Social violence

Yet, we understood how to reduce social violence long before the sociologists and social workers came. Paul Bogle was simply fighting for equal treatment and justice. George William Gordon was thrown out of the House of Assembly (the forerunner of Parliament) for simply warning the governor that if he did not give fair treatment to the underclass, he would have unprecedented violence.

This was the observation of the Royal Commission, which described the Morant Bay War as “in great measure a no-rent movement aggravated by the want of a good labour law and tribunals suited for the easy settlement of labour questions”.

Ask yourselves the questions, especially given the rise in certain types of employment, whether or not there is any correlation between these and the homicide/violence rates. You know the answer.

True, the two main political parties were founded or inaugurated by the two cousins, Norman Washington Manley and Alexander Bustamante. However, both the Jamaica Labour Party (JLP) and People’s National Party (PNP) have direct and indirect responsibility for where we are now as the second most homicidal country in the world.


One would be surprised that in his 1929 manifesto, Marcus Mosiah spoke directly against corruption. It included outlawing vote buying and intimidation, as well as punishment for judges who acted unfairly. The last recommendation landed him in prison for six months. The prophet Garvey warned the government to protect local workers and not simply harbour foreign investments wantonly.

Apart from proposing universal free secondary education and land reform, he was big on promoting local industries as well.

Garvey understood that this island was, and still is, a volcano, about to erupt. Thank God we have one of the most robust democracies in the world; and that is what has saved us from total anarchy.
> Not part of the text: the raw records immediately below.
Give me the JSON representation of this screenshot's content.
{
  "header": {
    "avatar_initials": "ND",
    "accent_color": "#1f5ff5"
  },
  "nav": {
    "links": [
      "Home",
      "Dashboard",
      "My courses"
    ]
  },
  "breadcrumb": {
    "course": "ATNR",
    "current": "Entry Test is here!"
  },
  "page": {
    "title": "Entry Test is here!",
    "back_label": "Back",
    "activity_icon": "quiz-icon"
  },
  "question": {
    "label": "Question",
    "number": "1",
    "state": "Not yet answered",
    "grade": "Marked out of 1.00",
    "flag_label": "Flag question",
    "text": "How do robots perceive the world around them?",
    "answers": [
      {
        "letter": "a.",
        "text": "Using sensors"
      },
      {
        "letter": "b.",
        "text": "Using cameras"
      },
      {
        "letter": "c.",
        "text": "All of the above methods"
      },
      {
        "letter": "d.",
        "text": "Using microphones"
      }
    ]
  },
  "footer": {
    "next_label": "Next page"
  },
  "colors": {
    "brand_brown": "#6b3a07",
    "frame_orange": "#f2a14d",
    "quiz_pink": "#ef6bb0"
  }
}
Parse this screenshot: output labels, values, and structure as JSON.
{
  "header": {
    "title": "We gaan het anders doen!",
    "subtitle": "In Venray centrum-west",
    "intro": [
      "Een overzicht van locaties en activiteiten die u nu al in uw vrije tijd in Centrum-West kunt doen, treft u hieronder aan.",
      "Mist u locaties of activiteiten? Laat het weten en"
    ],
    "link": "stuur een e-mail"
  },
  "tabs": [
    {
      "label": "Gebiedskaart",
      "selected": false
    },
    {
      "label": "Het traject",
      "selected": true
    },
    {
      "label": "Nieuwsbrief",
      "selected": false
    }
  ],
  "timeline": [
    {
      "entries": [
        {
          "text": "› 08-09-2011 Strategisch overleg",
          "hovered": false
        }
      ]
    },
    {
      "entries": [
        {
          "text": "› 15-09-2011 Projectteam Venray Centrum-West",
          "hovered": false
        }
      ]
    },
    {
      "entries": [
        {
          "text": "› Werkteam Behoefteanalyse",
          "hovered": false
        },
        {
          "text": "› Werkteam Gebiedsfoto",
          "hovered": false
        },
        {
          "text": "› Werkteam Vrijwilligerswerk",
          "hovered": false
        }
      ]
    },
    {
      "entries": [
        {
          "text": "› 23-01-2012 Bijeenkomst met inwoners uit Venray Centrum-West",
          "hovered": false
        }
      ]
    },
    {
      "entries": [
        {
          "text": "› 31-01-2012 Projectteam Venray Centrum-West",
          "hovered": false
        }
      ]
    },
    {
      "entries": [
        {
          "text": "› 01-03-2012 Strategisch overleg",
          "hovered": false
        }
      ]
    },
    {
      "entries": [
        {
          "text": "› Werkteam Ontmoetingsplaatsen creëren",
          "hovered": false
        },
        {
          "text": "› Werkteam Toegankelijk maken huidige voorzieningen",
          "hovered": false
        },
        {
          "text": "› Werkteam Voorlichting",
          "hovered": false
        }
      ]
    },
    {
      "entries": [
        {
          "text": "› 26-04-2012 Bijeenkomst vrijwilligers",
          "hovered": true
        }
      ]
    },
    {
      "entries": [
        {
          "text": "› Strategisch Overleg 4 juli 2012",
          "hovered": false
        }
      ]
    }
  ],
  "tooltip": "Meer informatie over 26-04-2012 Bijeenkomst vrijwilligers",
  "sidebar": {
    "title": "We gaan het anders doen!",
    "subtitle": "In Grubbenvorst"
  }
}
Still, there is hope. Despite the fact that the PNP and JLP helped to teach us that black (PNP and JLP) lives did not matter, neither Peter Phillips nor Andrew Holness was in active politics when this was occurring. This gives them both a firm platform to truly mean the commitment they made to disavow their parties’ association with criminal elements.

However, as we seek to make this society better, we must:
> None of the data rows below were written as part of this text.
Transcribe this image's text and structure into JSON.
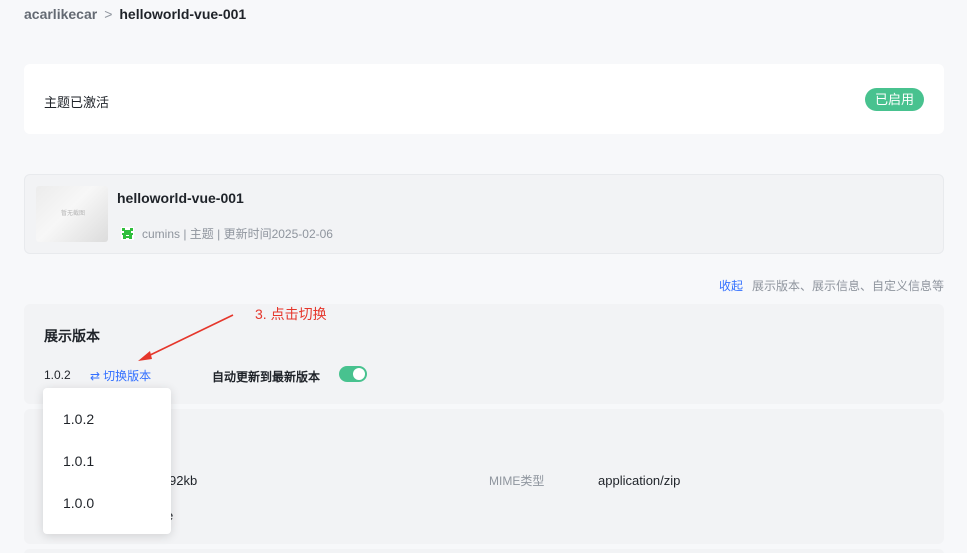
{
  "breadcrumb": {
    "parent": "acarlikecar",
    "separator": ">",
    "current": "helloworld-vue-001"
  },
  "status_card": {
    "label": "主题已激活",
    "badge": "已启用"
  },
  "theme_card": {
    "name": "helloworld-vue-001",
    "thumbnail_text": "暂无截图",
    "meta": "cumins | 主题 | 更新时间2025-02-06"
  },
  "collapse_row": {
    "link": "收起",
    "description": "展示版本、展示信息、自定义信息等"
  },
  "annotation": {
    "text": "3. 点击切换"
  },
  "version_card": {
    "title": "展示版本",
    "version": "1.0.2",
    "switch_label": "切换版本",
    "auto_update_label": "自动更新到最新版本",
    "auto_update_on": true
  },
  "info_card": {
    "size_partial": "92kb",
    "mime_label": "MIME类型",
    "mime_value": "application/zip",
    "partial_text": "e"
  },
  "dropdown": {
    "options": [
      "1.0.2",
      "1.0.1",
      "1.0.0"
    ]
  },
  "colors": {
    "accent_green": "#48c28f",
    "link_blue": "#3370ff",
    "annotation_red": "#e5362b"
  }
}
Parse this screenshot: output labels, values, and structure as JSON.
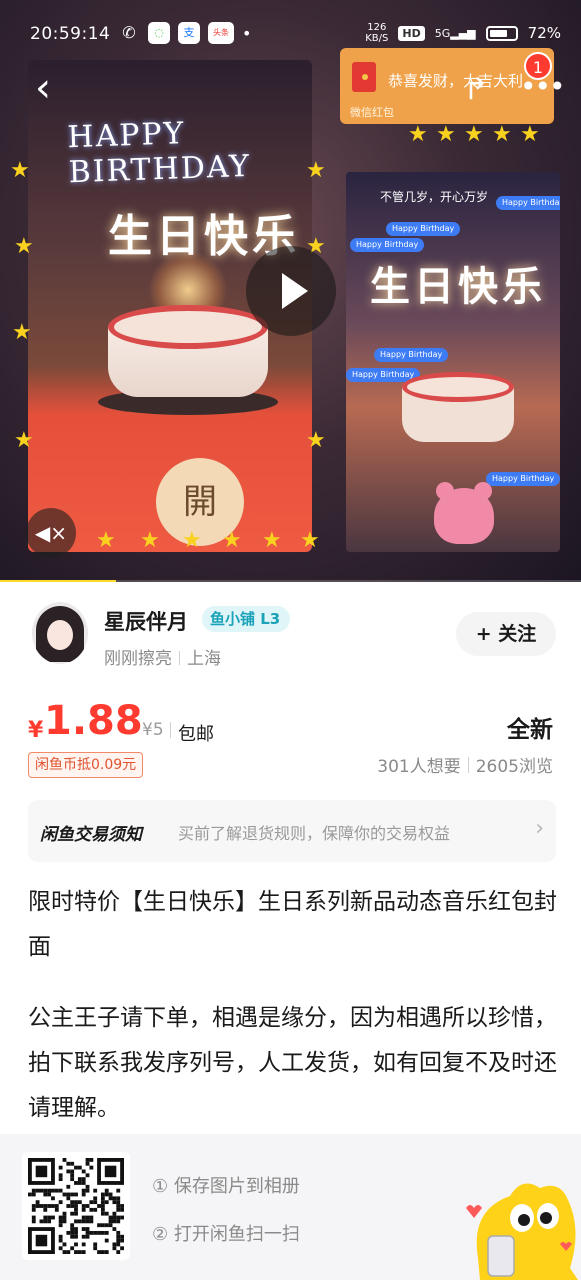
{
  "status_bar": {
    "time": "20:59:14",
    "app_icons": [
      {
        "name": "wechat-icon",
        "glyph": "✆",
        "color": "#ffffff"
      },
      {
        "name": "refresh-app-icon",
        "glyph": "◌",
        "color": "#4cc45a"
      },
      {
        "name": "alipay-icon",
        "glyph": "支",
        "color": "#1677ff"
      },
      {
        "name": "toutiao-icon",
        "glyph": "头条",
        "color": "#e83a35"
      }
    ],
    "net_speed_value": "126",
    "net_speed_unit": "KB/S",
    "hd_label": "HD",
    "signal_label": "5G",
    "battery": "72%"
  },
  "hero": {
    "banner_text": "HAPPY BIRTHDAY",
    "left_title": "生日快乐",
    "open_seal": "開",
    "right_title": "生日快乐",
    "right_caption": "不管几岁，开心万岁",
    "chat_bubble_text": "Happy Birthday",
    "notice_text": "恭喜发财，大吉大利",
    "notice_sub": "微信红包",
    "notification_count": "1",
    "video_progress": 0.2,
    "icons": {
      "back": "back-arrow-icon",
      "share": "share-icon",
      "more": "more-icon",
      "play": "play-icon",
      "mute": "mute-icon"
    },
    "accent": "#f8d21e"
  },
  "seller": {
    "name": "星辰伴月",
    "level": "鱼小铺 L3",
    "status": "刚刚擦亮",
    "location": "上海",
    "follow_plus": "+",
    "follow_label": "关注"
  },
  "price": {
    "currency": "¥",
    "value": "1.88",
    "original": "¥5",
    "shipping": "包邮",
    "coin_deduct": "闲鱼币抵0.09元",
    "condition": "全新",
    "wants": "301人想要",
    "views": "2605浏览",
    "color": "#ff3b30"
  },
  "trade_notice": {
    "title": "闲鱼交易须知",
    "description": "买前了解退货规则，保障你的交易权益",
    "chevron": "›"
  },
  "description": {
    "title": "限时特价【生日快乐】生日系列新品动态音乐红包封面",
    "body": "公主王子请下单，相遇是缘分，因为相遇所以珍惜，拍下联系我发序列号，人工发货，如有回复不及时还请理解。"
  },
  "save_panel": {
    "step1": "① 保存图片到相册",
    "step2": "② 打开闲鱼扫一扫"
  }
}
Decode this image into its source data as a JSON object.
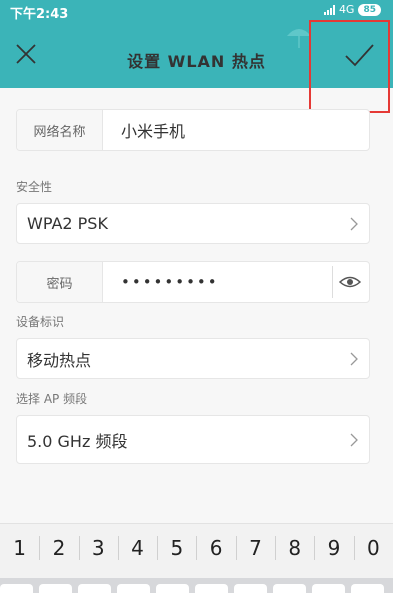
{
  "status_bar": {
    "time": "下午2:43",
    "network": "4G",
    "battery": "85"
  },
  "header": {
    "title": "设置 WLAN 热点",
    "close_icon": "close-icon",
    "confirm_icon": "check-icon",
    "accent_color": "#3bb4b8"
  },
  "form": {
    "network_name": {
      "label": "网络名称",
      "value": "小米手机"
    },
    "security": {
      "section_label": "安全性",
      "value": "WPA2 PSK"
    },
    "password": {
      "label": "密码",
      "value": "•••••••••"
    },
    "device_id": {
      "section_label": "设备标识",
      "value": "移动热点"
    },
    "ap_band": {
      "section_label": "选择 AP 频段",
      "value": "5.0 GHz 频段"
    }
  },
  "keyboard": {
    "digits": [
      "1",
      "2",
      "3",
      "4",
      "5",
      "6",
      "7",
      "8",
      "9",
      "0"
    ]
  }
}
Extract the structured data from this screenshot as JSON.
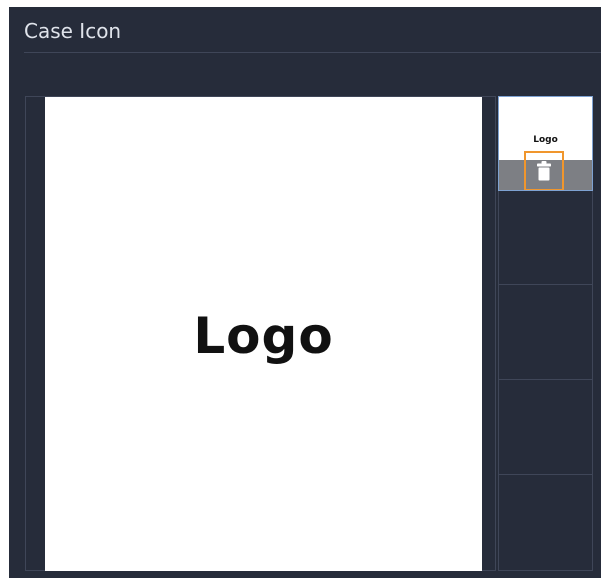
{
  "dialog": {
    "title": "Case Icon"
  },
  "preview": {
    "logo_text": "Logo"
  },
  "thumbnails": {
    "selected_label": "Logo",
    "slot_count": 5
  },
  "actions": {
    "delete_icon": "trash-icon",
    "highlight_color": "#f0962d"
  },
  "colors": {
    "panel_bg": "#262c3a",
    "divider": "#3f4658",
    "selection_border": "#7ea2d2",
    "action_bar": "#7d7f84"
  }
}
i) Train and pay early childhood educators premium salaries

ii) Elevate the Family Court to the level of a high court

iii) Empower graduate trained social workers to administer social programmes and not leave it to other amateurs, however qualified in other disciplines.

Of course, we understand the economics and growth theories. But we need to truly put people first and not simply say it.

The cycle of abuse of our working and underclasses need to end. Copious research points to the abused becoming abusers; and remember, most of the Children of Babylon come from these classes too.


 Dr Orville Taylor is head of the Department of Sociology at the UWI, a radio talk-show host, and author of ‘Broken Promises, Hearts and Pockets’. Email feedback to and